What You Need to Know
- To protect savings from getting eaten away by inflation, it's best to invest in riskier assets, and diversification will be key.
- Retirees are normally the most harmed by inflation because they live on a fixed income, but Social Security is indexed to inflation.
- While 4% inflation isn't what it used to be, this is a new economy.
If you are under 45 and live in America or Europe, the odds are this past year has been your first real experience with inflation. Other than a blip in 2008, inflation has barely topped 3% in the last 30 years.
But now inflation is back; up more than 8% last month, and it may get worse before it gets better. Some of the drivers of price increases today, supply chain disruptions and war in Ukraine, will eventually abate.
But there are reasons to believe we aren’t going back to 2% inflation anymore. The economy is different and the new baseline for inflation will be 4% or 5%.
Americans used to get along just fine when higher inflation was the norm.

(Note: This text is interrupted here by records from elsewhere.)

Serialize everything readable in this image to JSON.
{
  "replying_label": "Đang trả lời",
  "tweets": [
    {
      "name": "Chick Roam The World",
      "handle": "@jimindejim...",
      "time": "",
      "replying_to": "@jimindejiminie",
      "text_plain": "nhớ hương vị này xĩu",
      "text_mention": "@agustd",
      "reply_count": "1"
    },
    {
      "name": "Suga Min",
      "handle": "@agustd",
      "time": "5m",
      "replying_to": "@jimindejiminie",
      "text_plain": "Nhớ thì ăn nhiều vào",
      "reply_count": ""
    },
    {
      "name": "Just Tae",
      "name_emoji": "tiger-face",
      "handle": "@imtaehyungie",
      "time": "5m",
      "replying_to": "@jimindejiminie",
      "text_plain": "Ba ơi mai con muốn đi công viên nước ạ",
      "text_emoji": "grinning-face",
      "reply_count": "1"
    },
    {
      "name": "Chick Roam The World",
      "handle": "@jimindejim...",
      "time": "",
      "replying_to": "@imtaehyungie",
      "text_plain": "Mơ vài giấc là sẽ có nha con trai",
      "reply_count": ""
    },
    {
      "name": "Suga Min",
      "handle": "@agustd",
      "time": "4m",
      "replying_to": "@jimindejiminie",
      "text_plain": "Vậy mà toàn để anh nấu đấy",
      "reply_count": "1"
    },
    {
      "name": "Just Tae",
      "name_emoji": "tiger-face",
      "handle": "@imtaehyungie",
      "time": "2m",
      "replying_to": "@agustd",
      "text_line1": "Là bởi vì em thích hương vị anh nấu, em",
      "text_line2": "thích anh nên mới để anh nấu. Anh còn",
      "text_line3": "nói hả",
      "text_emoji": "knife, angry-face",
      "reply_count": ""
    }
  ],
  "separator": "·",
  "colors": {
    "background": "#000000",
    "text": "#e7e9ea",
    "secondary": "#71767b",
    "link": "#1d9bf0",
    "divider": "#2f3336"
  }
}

But the world is different now; 4% poses new costs and benefits to a new generation.
So what does it mean for living your life or conducting your business if inflation hovers between 4% and 5% instead of the 1.5% to 2.5% we’ve taken for granted for so long?
To paint that picture, we need to assume a reasonable degree of stability. If inflation is higher, but remains in a tight range, it won’t cause too much damage. The average inflation rate was 4% or 5% for many years and the economy still grew.
That said, much has changed since the late 1980s when inflation hovered around 4%. That rate is almost twice what people now are used to, and all segments of the economy will have to adapt.
Getting a pay raise was less critical when inflation was 1% or 2%. Employers got used to giving smaller increases. The last time inflation was high, unions negotiated annual cost-of-living raises built into the pay of many workers.
Now most will need to demand it for themselves. For workers who don’t — or can’t — negotiate raises that keep pace with inflation, their real compensation will shrink each year as their pay is worth less.
Even if you do get a decent raise, those increases generally come just once a year, while inflation happens continuously, eating away at your buying power.
Companies won’t get off easy either. They’ll face higher costs for labor, rent and the goods they use. They will need to increase their prices more frequently, which risks alienating their customers.
It puts smaller firms at a disadvantage, shifting demand to large companies with fatter profit margins that can afford to absorb some of the inflation so that they pass on less of the pain to the consumer.
Inflation will be a bigger problem for small business than it was in the 1980s because big firms dominate the market now — odds are your local mom-and-pop hardware store is already barely hanging on against Home Depot.
The online marketplace that brought prices down by increasing transparency will continue to make it harder to raise prices above competitors, which will be another strike against small companies.
Interest rates will go up because the Fed will raise rates to keep inflation in check, and investors will demand higher rates to compensate for inflation. That will mean more expensive mortgage loans.
That would usually weaken housing prices, but as long as demand outpaces supply — which we’re seeing now — and if the rental market continues to go up, you can’t count on housing prices falling.
However, if you already own a home with a fixed-rate mortgage, your wages will go up, while your monthly mortgage payment will stay the same, meaning your real housing costs will fall (though not your property taxes or upkeep costs).